» DIRECTIONS
Your answer should be every line from the records that contains "file".

============

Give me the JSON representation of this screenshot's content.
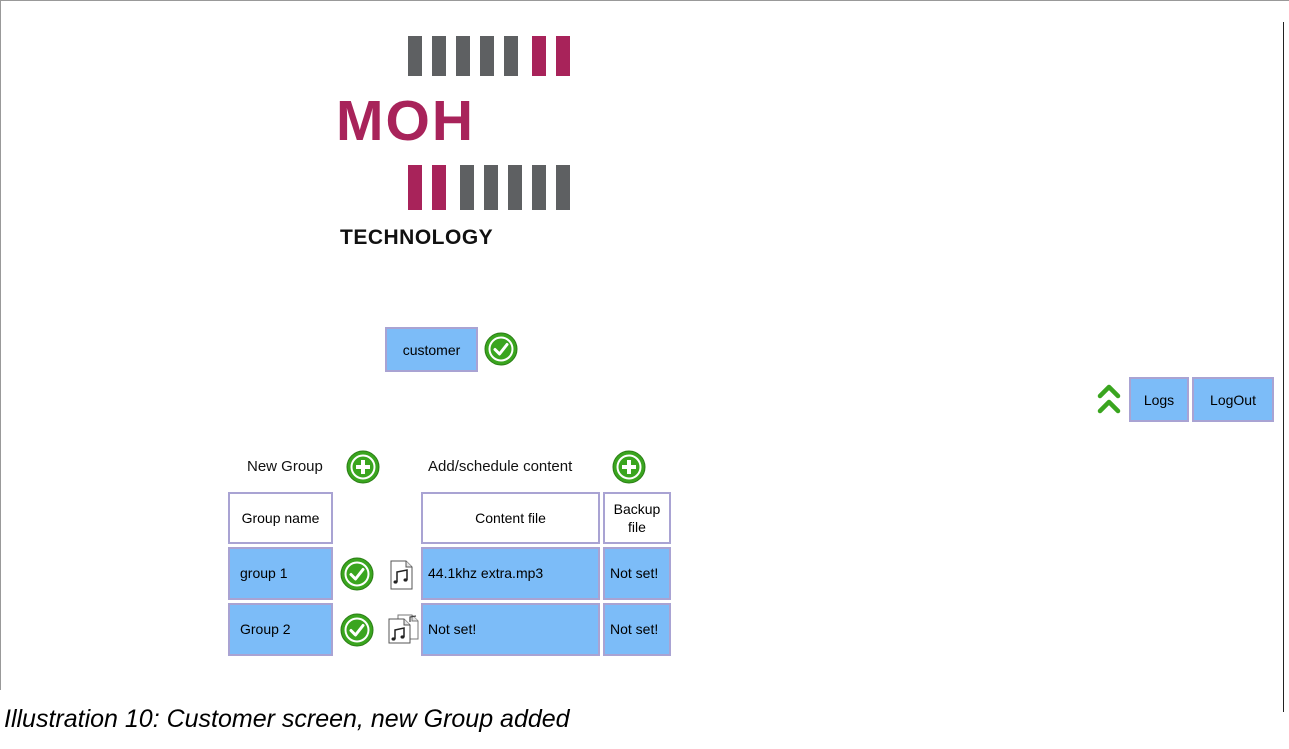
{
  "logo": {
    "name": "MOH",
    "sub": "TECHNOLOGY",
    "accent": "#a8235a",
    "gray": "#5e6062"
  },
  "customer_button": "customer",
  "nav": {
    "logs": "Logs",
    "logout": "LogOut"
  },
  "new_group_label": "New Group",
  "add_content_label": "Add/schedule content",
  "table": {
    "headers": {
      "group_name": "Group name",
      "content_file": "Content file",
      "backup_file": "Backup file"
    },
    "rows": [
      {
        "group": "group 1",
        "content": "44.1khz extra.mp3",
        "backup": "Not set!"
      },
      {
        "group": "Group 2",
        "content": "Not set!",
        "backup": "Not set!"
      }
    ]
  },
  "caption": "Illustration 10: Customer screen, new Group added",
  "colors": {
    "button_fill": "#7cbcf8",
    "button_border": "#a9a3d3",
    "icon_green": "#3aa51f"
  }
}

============

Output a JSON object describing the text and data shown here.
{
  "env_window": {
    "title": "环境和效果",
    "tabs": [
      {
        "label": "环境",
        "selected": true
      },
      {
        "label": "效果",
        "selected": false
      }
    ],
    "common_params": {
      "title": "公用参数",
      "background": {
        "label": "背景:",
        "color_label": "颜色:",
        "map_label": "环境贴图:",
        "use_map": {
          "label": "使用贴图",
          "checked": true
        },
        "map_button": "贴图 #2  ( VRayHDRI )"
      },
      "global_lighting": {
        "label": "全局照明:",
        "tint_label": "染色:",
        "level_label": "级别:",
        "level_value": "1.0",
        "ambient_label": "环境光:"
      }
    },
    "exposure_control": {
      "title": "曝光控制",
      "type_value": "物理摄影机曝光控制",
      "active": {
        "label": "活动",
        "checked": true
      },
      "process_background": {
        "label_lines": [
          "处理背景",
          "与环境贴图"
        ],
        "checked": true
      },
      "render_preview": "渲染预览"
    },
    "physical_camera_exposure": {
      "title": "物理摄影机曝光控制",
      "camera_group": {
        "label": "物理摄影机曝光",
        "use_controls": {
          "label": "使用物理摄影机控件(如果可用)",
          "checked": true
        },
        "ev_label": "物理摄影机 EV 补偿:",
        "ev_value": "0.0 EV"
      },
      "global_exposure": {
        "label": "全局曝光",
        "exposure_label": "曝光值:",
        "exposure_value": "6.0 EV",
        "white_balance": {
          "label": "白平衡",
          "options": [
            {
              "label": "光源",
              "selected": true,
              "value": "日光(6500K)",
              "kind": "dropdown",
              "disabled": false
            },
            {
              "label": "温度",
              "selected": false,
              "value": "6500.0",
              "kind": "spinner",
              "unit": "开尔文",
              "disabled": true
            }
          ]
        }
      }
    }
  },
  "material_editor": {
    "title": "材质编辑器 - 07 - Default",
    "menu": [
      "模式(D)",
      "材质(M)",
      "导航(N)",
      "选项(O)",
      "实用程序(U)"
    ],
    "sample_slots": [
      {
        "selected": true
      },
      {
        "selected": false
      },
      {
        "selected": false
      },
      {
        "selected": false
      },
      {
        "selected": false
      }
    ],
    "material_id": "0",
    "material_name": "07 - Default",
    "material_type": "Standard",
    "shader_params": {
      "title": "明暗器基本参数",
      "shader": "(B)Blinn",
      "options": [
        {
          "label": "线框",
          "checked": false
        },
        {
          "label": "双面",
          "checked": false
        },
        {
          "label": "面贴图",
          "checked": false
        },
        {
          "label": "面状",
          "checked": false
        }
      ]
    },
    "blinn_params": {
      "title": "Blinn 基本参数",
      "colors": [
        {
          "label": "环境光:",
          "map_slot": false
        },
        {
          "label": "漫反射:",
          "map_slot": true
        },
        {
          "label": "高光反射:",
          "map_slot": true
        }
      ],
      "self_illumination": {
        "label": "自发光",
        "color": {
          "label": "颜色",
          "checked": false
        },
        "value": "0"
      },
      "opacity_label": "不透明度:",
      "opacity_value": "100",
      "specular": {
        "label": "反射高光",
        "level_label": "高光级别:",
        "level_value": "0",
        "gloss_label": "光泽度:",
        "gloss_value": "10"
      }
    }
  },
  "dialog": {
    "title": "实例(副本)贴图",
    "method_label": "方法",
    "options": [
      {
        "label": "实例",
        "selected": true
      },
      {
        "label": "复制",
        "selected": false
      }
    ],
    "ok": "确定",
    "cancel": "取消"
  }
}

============

» RESPONSE
      "content_file": "Content file",
      "backup_file": "Backup file"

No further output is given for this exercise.